Throw a towel (or yoga mat) on the floor of your hotel room, tent or grassy area outside and get on your hands and knees. Slowly raise up so that your buttocks are pointed towards the sky, legs and arms extended, feet and hands solidly pressed into the floor/ground, creating an “A” shape with your body. Breathe in and out allowing relaxation, gentle stretch and blood flow to the upper part of the body. Hold for 5 breaths.
On your towel (or mat) on the floor, lay on your back, bend both knees and place your feet flat on the floor hip width apart. Slide your arms alongside your body with your palms facing down. Press your feet into the floor, inhale and lift your hips up, rolling your spine off the floor. Lightly squeeze your knees together to keep the knees hip width apart. Place a couple of pillows (or yoga blocks) under your hips to create a cushion, and relax keeping your feet firmly planted. Breathe and hold for 4-8 breaths.

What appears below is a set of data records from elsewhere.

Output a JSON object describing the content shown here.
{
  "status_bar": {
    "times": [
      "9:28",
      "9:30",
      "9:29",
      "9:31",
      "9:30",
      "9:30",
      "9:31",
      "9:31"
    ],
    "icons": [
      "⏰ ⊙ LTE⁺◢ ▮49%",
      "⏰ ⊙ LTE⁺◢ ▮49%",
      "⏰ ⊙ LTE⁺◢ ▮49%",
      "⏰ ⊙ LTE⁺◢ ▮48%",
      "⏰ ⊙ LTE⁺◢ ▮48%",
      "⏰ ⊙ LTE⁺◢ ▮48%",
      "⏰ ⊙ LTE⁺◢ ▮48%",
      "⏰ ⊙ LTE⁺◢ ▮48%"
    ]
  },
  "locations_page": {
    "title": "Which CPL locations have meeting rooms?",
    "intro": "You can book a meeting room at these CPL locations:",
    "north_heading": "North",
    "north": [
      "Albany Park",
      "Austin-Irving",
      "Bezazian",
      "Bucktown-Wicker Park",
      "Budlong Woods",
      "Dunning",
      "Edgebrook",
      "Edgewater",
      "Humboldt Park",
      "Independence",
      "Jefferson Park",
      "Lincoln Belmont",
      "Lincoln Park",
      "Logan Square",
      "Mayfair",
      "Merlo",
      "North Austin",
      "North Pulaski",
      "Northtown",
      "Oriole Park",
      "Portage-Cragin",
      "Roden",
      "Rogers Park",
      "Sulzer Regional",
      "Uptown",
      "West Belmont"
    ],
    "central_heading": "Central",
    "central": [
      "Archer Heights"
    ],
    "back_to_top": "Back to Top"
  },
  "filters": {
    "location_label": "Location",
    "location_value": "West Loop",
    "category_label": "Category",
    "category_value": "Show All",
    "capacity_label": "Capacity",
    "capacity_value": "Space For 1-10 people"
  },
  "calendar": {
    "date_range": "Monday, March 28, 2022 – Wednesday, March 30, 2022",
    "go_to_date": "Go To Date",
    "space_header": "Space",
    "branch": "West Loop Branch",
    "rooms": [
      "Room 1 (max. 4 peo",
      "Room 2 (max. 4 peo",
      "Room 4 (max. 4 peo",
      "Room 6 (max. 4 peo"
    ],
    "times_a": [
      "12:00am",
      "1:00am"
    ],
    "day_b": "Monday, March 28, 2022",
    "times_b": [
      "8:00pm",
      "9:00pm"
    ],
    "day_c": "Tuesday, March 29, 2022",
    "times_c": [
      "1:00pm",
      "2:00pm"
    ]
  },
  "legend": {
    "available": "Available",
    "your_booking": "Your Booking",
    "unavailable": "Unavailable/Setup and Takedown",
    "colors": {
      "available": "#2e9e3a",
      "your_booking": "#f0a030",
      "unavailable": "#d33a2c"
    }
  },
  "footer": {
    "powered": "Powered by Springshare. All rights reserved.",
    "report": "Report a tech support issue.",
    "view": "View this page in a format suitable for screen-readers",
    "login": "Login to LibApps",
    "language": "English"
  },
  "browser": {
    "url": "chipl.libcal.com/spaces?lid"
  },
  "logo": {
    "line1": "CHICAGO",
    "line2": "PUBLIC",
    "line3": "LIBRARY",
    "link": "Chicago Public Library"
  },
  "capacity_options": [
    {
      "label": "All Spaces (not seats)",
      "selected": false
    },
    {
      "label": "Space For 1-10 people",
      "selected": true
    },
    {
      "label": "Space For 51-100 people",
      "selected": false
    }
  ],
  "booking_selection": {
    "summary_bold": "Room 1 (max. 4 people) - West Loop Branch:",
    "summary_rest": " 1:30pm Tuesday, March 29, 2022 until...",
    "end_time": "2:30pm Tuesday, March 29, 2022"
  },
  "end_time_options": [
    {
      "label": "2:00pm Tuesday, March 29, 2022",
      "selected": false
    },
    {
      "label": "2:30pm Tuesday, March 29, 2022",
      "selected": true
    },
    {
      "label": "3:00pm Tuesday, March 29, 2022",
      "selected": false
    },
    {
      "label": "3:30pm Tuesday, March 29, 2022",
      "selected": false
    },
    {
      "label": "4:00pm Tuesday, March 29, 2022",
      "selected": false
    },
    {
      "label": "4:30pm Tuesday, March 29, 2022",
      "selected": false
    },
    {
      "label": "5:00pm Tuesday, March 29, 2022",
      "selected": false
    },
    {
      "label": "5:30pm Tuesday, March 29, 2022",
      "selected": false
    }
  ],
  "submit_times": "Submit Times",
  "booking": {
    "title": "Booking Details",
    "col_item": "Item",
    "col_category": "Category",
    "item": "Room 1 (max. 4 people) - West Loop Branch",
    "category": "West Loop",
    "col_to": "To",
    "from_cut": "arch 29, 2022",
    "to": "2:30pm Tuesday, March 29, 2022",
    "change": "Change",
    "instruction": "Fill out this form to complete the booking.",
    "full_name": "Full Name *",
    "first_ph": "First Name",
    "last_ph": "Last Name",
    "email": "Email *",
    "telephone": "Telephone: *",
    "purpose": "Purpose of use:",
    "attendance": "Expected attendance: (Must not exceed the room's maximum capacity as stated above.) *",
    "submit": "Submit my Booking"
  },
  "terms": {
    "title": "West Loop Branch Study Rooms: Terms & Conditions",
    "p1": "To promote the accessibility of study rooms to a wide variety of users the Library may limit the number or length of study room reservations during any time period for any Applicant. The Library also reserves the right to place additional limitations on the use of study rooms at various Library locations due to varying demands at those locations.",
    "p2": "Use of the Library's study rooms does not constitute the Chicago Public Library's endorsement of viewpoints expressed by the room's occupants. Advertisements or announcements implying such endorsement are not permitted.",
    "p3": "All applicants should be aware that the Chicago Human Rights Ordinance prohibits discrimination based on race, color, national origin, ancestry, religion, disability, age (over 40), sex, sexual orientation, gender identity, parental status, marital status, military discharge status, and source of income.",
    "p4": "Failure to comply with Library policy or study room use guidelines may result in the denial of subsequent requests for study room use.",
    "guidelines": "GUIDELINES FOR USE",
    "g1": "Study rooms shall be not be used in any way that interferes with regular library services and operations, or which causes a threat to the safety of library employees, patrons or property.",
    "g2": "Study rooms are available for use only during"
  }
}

When you’ve completed your inversions, enjoy a couple of the stretches/poses that feel good for you before turning in for the night. Then, rise and repeat. Always be mindful of your posture, and never do a yoga stretch or position that causes pain. Yoga is meant to build your flexibility and core strength, therefore its purpose is to keep you more pain-free by the end of the ride…and in life. Practice much and you’ll reap amazing benefits. And hey, those Crazy Eights may stir some attention at rest stops, but I promise you’ll never regret leaving that turtle neck behind!